*** DATA FOR REVIEW ***

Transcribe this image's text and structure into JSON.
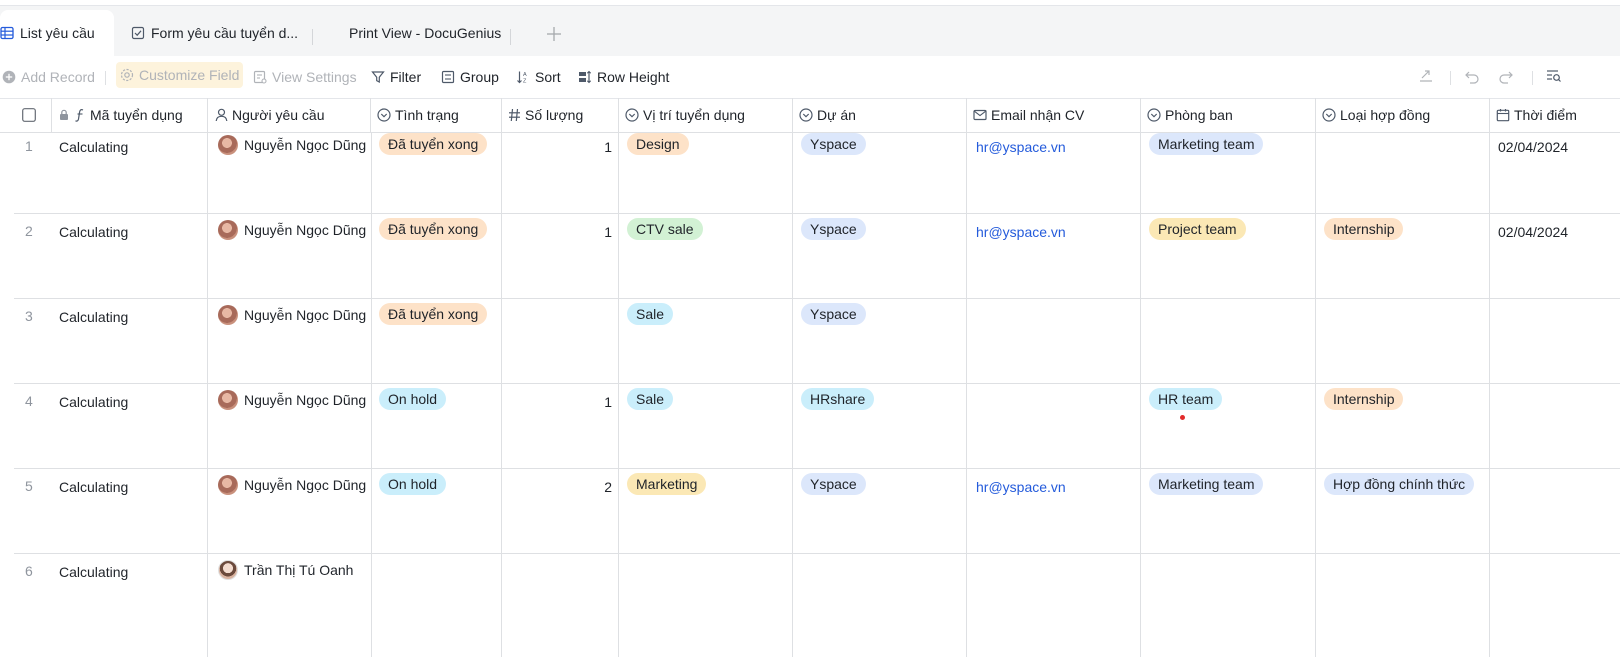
{
  "tabs": [
    {
      "label": "List yêu cầu",
      "icon": "grid-icon",
      "active": true
    },
    {
      "label": "Form yêu cầu tuyển d...",
      "icon": "form-check-icon",
      "active": false
    },
    {
      "label": "Print View - DocuGenius",
      "icon": "",
      "active": false
    }
  ],
  "toolbar": {
    "add_record": "Add Record",
    "customize_field": "Customize Field",
    "view_settings": "View Settings",
    "filter": "Filter",
    "group": "Group",
    "sort": "Sort",
    "row_height": "Row Height"
  },
  "columns": {
    "ma": "Mã tuyển dụng",
    "nguoi": "Người yêu cầu",
    "tinh_trang": "Tình trạng",
    "so_luong": "Số lượng",
    "vi_tri": "Vị trí tuyển dụng",
    "du_an": "Dự án",
    "email": "Email nhận CV",
    "phong_ban": "Phòng ban",
    "loai_hd": "Loại hợp đồng",
    "thoi_diem": "Thời điểm"
  },
  "rows": [
    {
      "num": "1",
      "ma": "Calculating",
      "nguoi": "Nguyễn Ngọc Dũng",
      "tinh_trang": "Đã tuyển xong",
      "so_luong": "1",
      "vi_tri": "Design",
      "du_an": "Yspace",
      "email": "hr@yspace.vn",
      "phong_ban": "Marketing team",
      "loai_hd": "",
      "thoi_diem": "02/04/2024"
    },
    {
      "num": "2",
      "ma": "Calculating",
      "nguoi": "Nguyễn Ngọc Dũng",
      "tinh_trang": "Đã tuyển xong",
      "so_luong": "1",
      "vi_tri": "CTV sale",
      "du_an": "Yspace",
      "email": "hr@yspace.vn",
      "phong_ban": "Project team",
      "loai_hd": "Internship",
      "thoi_diem": "02/04/2024"
    },
    {
      "num": "3",
      "ma": "Calculating",
      "nguoi": "Nguyễn Ngọc Dũng",
      "tinh_trang": "Đã tuyển xong",
      "so_luong": "",
      "vi_tri": "Sale",
      "du_an": "Yspace",
      "email": "",
      "phong_ban": "",
      "loai_hd": "",
      "thoi_diem": ""
    },
    {
      "num": "4",
      "ma": "Calculating",
      "nguoi": "Nguyễn Ngọc Dũng",
      "tinh_trang": "On hold",
      "so_luong": "1",
      "vi_tri": "Sale",
      "du_an": "HRshare",
      "email": "",
      "phong_ban": "HR team",
      "loai_hd": "Internship",
      "thoi_diem": ""
    },
    {
      "num": "5",
      "ma": "Calculating",
      "nguoi": "Nguyễn Ngọc Dũng",
      "tinh_trang": "On hold",
      "so_luong": "2",
      "vi_tri": "Marketing",
      "du_an": "Yspace",
      "email": "hr@yspace.vn",
      "phong_ban": "Marketing team",
      "loai_hd": "Hợp đồng chính thức",
      "thoi_diem": ""
    },
    {
      "num": "6",
      "ma": "Calculating",
      "nguoi": "Trần Thị Tú Oanh",
      "tinh_trang": "",
      "so_luong": "",
      "vi_tri": "",
      "du_an": "",
      "email": "",
      "phong_ban": "",
      "loai_hd": "",
      "thoi_diem": ""
    }
  ],
  "colors": {
    "accent": "#245bdb",
    "tag_orange": "#fde2c8",
    "tag_blue": "#dce7fb",
    "tag_green": "#d2f1d4",
    "tag_yellow": "#fbe8b5",
    "tag_cyan": "#caeefb"
  }
}
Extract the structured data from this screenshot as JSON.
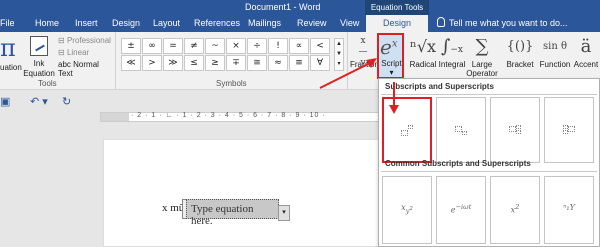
{
  "titlebar": {
    "document_title": "Document1 - Word",
    "context_group": "Equation Tools"
  },
  "tabs": [
    {
      "label": "File"
    },
    {
      "label": "Home"
    },
    {
      "label": "Insert"
    },
    {
      "label": "Design"
    },
    {
      "label": "Layout"
    },
    {
      "label": "References"
    },
    {
      "label": "Mailings"
    },
    {
      "label": "Review"
    },
    {
      "label": "View"
    }
  ],
  "active_tab": {
    "label": "Design"
  },
  "tell_me": {
    "placeholder": "Tell me what you want to do..."
  },
  "tools_group": {
    "equation_label": "Equation",
    "equation_partial": "uation",
    "ink_label": "Ink\nEquation",
    "ink_line1": "Ink",
    "ink_line2": "Equation",
    "formats": [
      {
        "label": "Professional",
        "active": false
      },
      {
        "label": "Linear",
        "active": false
      },
      {
        "label": "Normal Text",
        "active": true
      }
    ],
    "abc_prefix": "abc",
    "group_label": "Tools"
  },
  "symbols_group": {
    "group_label": "Symbols",
    "symbols": [
      "±",
      "∞",
      "=",
      "≠",
      "~",
      "×",
      "÷",
      "!",
      "∝",
      "<",
      "≪",
      ">",
      "≫",
      "≤",
      "≥",
      "∓",
      "≅",
      "≈",
      "≡",
      "∀",
      "∁",
      "∂"
    ]
  },
  "structures": [
    {
      "label": "Fraction",
      "glyph": "x/y"
    },
    {
      "label": "Script",
      "glyph": "eˣ"
    },
    {
      "label": "Radical",
      "glyph": "ⁿ√x"
    },
    {
      "label": "Integral",
      "glyph": "∫"
    },
    {
      "label": "Large\nOperator",
      "line1": "Large",
      "line2": "Operator",
      "glyph": "∑"
    },
    {
      "label": "Bracket",
      "glyph": "{()}"
    },
    {
      "label": "Function",
      "glyph": "sin θ"
    },
    {
      "label": "Accent",
      "glyph": "ä"
    }
  ],
  "gallery": {
    "section1": "Subscripts and Superscripts",
    "section2": "Common Subscripts and Superscripts",
    "tiles_row1": [
      "superscript",
      "subscript",
      "subscript-superscript",
      "left-subscript-superscript"
    ],
    "tiles_row2": [
      "x_{y^2}",
      "e^{-iωt}",
      "x^2",
      "ⁿ₁Y"
    ]
  },
  "document": {
    "pretext": "x mũ",
    "equation_placeholder": "Type equation here."
  },
  "ruler": {
    "marks": "· 2 · 1 · ∟ · 1 · 2 · 3 · 4 · 5 · 6 · 7 · 8 · 9 · 10 ·"
  },
  "accent_color": "#2b579a",
  "annotation_color": "#e02020"
}
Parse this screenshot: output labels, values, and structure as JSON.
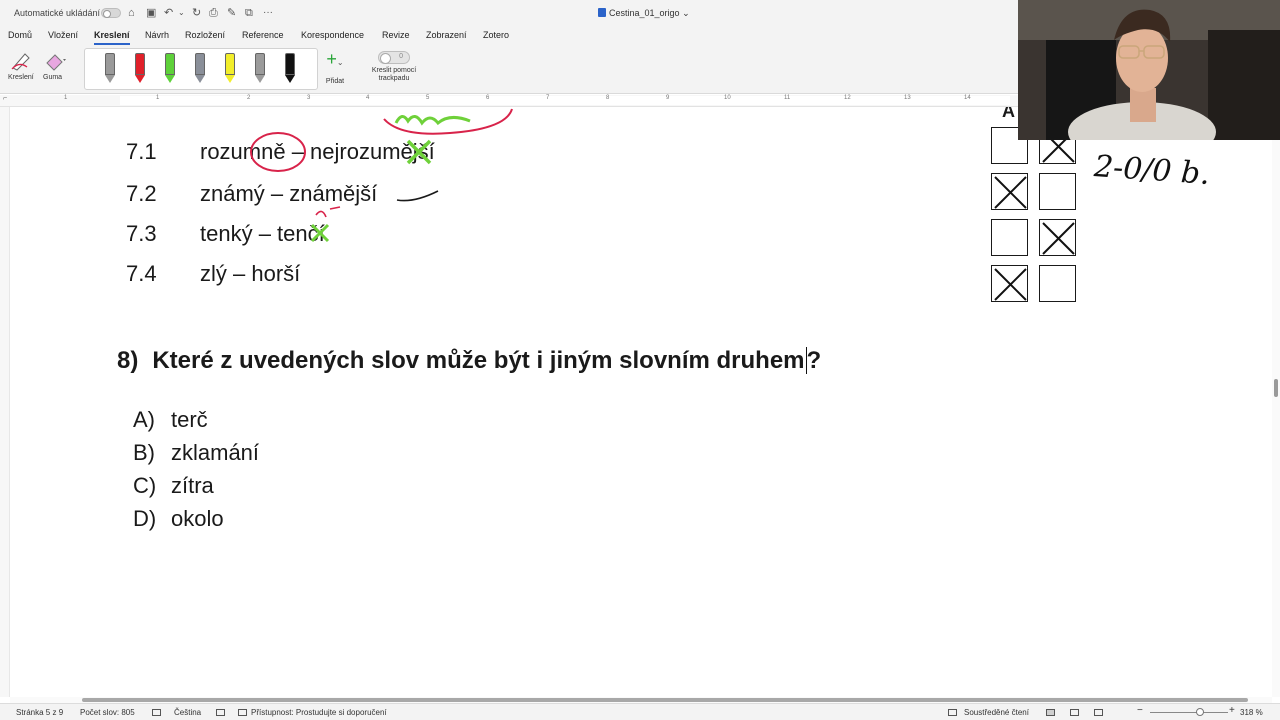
{
  "titlebar": {
    "autosave_label": "Automatické ukládání",
    "more": "···",
    "document_name": "Cestina_01_origo",
    "document_chevron": "⌄"
  },
  "tabs": [
    {
      "label": "Domů",
      "active": false
    },
    {
      "label": "Vložení",
      "active": false
    },
    {
      "label": "Kreslení",
      "active": true
    },
    {
      "label": "Návrh",
      "active": false
    },
    {
      "label": "Rozložení",
      "active": false
    },
    {
      "label": "Reference",
      "active": false
    },
    {
      "label": "Korespondence",
      "active": false
    },
    {
      "label": "Revize",
      "active": false
    },
    {
      "label": "Zobrazení",
      "active": false
    },
    {
      "label": "Zotero",
      "active": false
    }
  ],
  "ribbon": {
    "draw_label": "Kreslení",
    "eraser_label": "Guma",
    "pens": [
      {
        "color": "#9a9a9a"
      },
      {
        "color": "#e0202a"
      },
      {
        "color": "#5ed13a"
      },
      {
        "color": "#8a8f99"
      },
      {
        "color": "#f2ee2b"
      },
      {
        "color": "#9b9b9b"
      },
      {
        "color": "#111111"
      }
    ],
    "add_label": "Přidat",
    "trackpad_label_1": "Kreslit pomocí",
    "trackpad_label_2": "trackpadu",
    "trackpad_state": "0"
  },
  "ruler": {
    "numbers": [
      "1",
      "1",
      "2",
      "3",
      "4",
      "5",
      "6",
      "7",
      "8",
      "9",
      "10",
      "11",
      "12",
      "13",
      "14"
    ]
  },
  "document": {
    "items": [
      {
        "number": "7.1",
        "text": "rozumně – nejrozumější"
      },
      {
        "number": "7.2",
        "text": "známý – známější"
      },
      {
        "number": "7.3",
        "text": "tenký – tenčí"
      },
      {
        "number": "7.4",
        "text": "zlý – horší"
      }
    ],
    "question": {
      "number": "8)",
      "text": "Které z uvedených slov může být i jiným slovním druhem",
      "end": "?"
    },
    "options": [
      {
        "letter": "A)",
        "text": "terč"
      },
      {
        "letter": "B)",
        "text": "zklamání"
      },
      {
        "letter": "C)",
        "text": "zítra"
      },
      {
        "letter": "D)",
        "text": "okolo"
      }
    ],
    "answer_header": "A",
    "answer_grid": [
      [
        false,
        true
      ],
      [
        true,
        false
      ],
      [
        false,
        true
      ],
      [
        true,
        false
      ]
    ],
    "handwritten_score": "2-0/0 b."
  },
  "statusbar": {
    "page": "Stránka 5 z 9",
    "words": "Počet slov: 805",
    "language": "Čeština",
    "accessibility": "Přístupnost: Prostudujte si doporučení",
    "focus": "Soustředěné čtení",
    "zoom": "318 %"
  },
  "colors": {
    "accent": "#2b63c9",
    "ink_red": "#d8234a",
    "ink_green": "#6fd13a"
  }
}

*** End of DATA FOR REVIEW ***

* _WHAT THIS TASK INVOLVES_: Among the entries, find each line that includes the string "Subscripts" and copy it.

* _EXPECTED ANSWER_:
    "section1": "Subscripts and Superscripts",
    "section2": "Common Subscripts and Superscripts",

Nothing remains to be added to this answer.